In the past few weeks, North Korean dictator Kim Jong-un has been dominating international headlines with his repeated saber-rattling, and the story has gone on to inspire a vast amount of internet parody memes. Buzzfeed recently published a big roundup of the funniest examples, while Know Your Meme has been tracking the “Hungry Kim Jong-un” set of memes for a few months now.
The title of the Buzzfeed article, “The Internet is Really Not Afraid of Kim Jong-un,” is particularly interesting from my perspective. Here, “the Internet” is framed as a singular entity – one that is characterized by the derisive humor of Reddit-style meme culture. Obviously, this sort of activity only constitutes a small fraction of the online discourse that is currently taking place around the North Korea issue (some of it “high-minded,” some of it “low-minded,” and much of it in between), and yet somehow it comes to stand in for the whole. Of course, humorous memes are the bread and butter of a site like Buzzfeed, so it’s unsurprising that they would focus on this specific facet of what the internet has to offer. It just seems to me that this sort of reductionist talk about “the internet” is becoming more and more common as of late (as in the AV Club’s “Great Job, Internet!” feature), and it would be wise to take a step back and appreciate the breadth and variety of online political discourse. After all, “television” is not just late-night comedy monologues (the obvious precursor to these sorts of memes), so why is “the internet” so often painted as merely a factory of flippancy?
That being said, I would refrain from labeling the Kim Jong-un memes as “bad” discourse, political trivialization, etc. As scholars of mediated political satire like Jeffrey P. Jones have shown, this sort of seemingly-frivolous humor can enliven the public sphere and bring new entrants (particularly young people) into the realm of civic participation and citizenship. Indeed, it is rather heartening that the meme-spreaders of “the internet” are tackling the latest developments in international politics in addition to the usual repertoire of cute cats and celebrity gossip.
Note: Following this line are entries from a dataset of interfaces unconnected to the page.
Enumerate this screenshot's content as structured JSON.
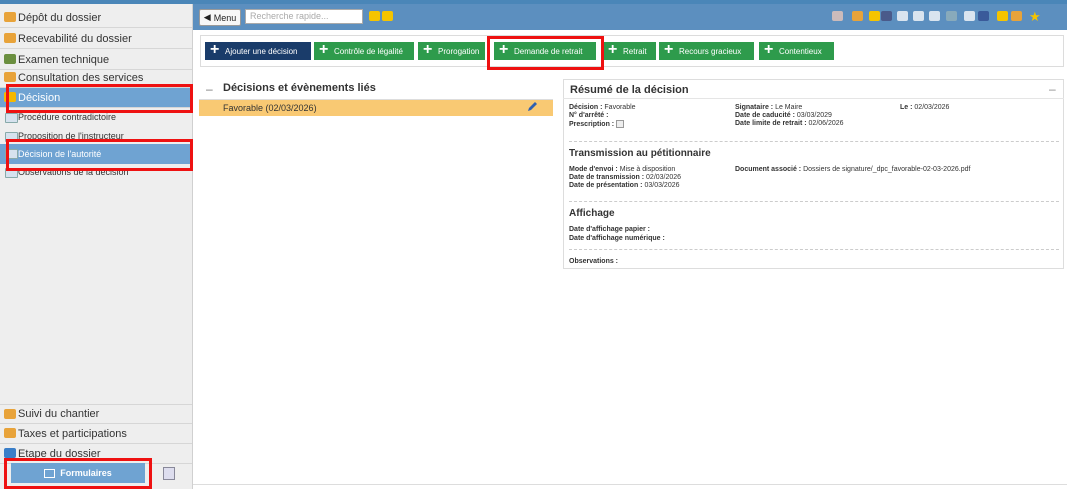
{
  "sidebar": {
    "items": [
      {
        "label": "Dépôt du dossier",
        "icon": "folder-add-icon",
        "color": "#e8a33a"
      },
      {
        "label": "Recevabilité du dossier",
        "icon": "folder-check-icon",
        "color": "#e8a33a"
      },
      {
        "label": "Examen technique",
        "icon": "folder-gear-icon",
        "color": "#6b8f3f"
      },
      {
        "label": "Consultation des services",
        "icon": "users-icon",
        "color": "#e8a33a"
      },
      {
        "label": "Décision",
        "icon": "thumbs-up-icon",
        "color": "#f5b800"
      }
    ],
    "subitems": [
      {
        "label": "Procédure contradictoire"
      },
      {
        "label": "Proposition de l'instructeur"
      },
      {
        "label": "Décision de l'autorité"
      },
      {
        "label": "Observations de la décision"
      }
    ],
    "bottom_items": [
      {
        "label": "Suivi du chantier",
        "icon": "worker-icon",
        "color": "#e8a33a"
      },
      {
        "label": "Taxes et participations",
        "icon": "coins-icon",
        "color": "#e8a33a"
      },
      {
        "label": "Etape du dossier",
        "icon": "steps-icon",
        "color": "#3a7ec8"
      }
    ],
    "formulaires_label": "Formulaires"
  },
  "toolbar": {
    "menu_label": "Menu",
    "search_placeholder": "Recherche rapide..."
  },
  "actions": [
    {
      "label": "Ajouter une décision",
      "style": "navy"
    },
    {
      "label": "Contrôle de légalité",
      "style": "green"
    },
    {
      "label": "Prorogation",
      "style": "green"
    },
    {
      "label": "Demande de retrait",
      "style": "green"
    },
    {
      "label": "Retrait",
      "style": "green"
    },
    {
      "label": "Recours gracieux",
      "style": "green"
    },
    {
      "label": "Contentieux",
      "style": "green"
    }
  ],
  "left_panel": {
    "title": "Décisions et évènements liés",
    "rows": [
      {
        "label": "Favorable (02/03/2026)"
      }
    ]
  },
  "summary": {
    "title": "Résumé de la décision",
    "decision_label": "Décision :",
    "decision_value": "Favorable",
    "arrete_label": "N° d'arrêté :",
    "arrete_value": "",
    "prescription_label": "Prescription :",
    "signataire_label": "Signataire :",
    "signataire_value": "Le Maire",
    "caducite_label": "Date de caducité :",
    "caducite_value": "03/03/2029",
    "limite_label": "Date limite de retrait :",
    "limite_value": "02/06/2026",
    "le_label": "Le :",
    "le_value": "02/03/2026",
    "transmission_title": "Transmission au pétitionnaire",
    "envoi_label": "Mode d'envoi :",
    "envoi_value": "Mise à disposition",
    "transmission_label": "Date de transmission :",
    "transmission_value": "02/03/2026",
    "presentation_label": "Date de présentation :",
    "presentation_value": "03/03/2026",
    "document_label": "Document associé :",
    "document_value": "Dossiers de signature/_dpc_favorable-02-03-2026.pdf",
    "affichage_title": "Affichage",
    "papier_label": "Date d'affichage papier :",
    "numerique_label": "Date d'affichage numérique :",
    "observations_label": "Observations :"
  }
}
While it might be merely laughing in the face of serious global tensions, these memes are getting people to think and talk about issues that they may have otherwise ignored. Great job, internet, indeed.
– Joel Penney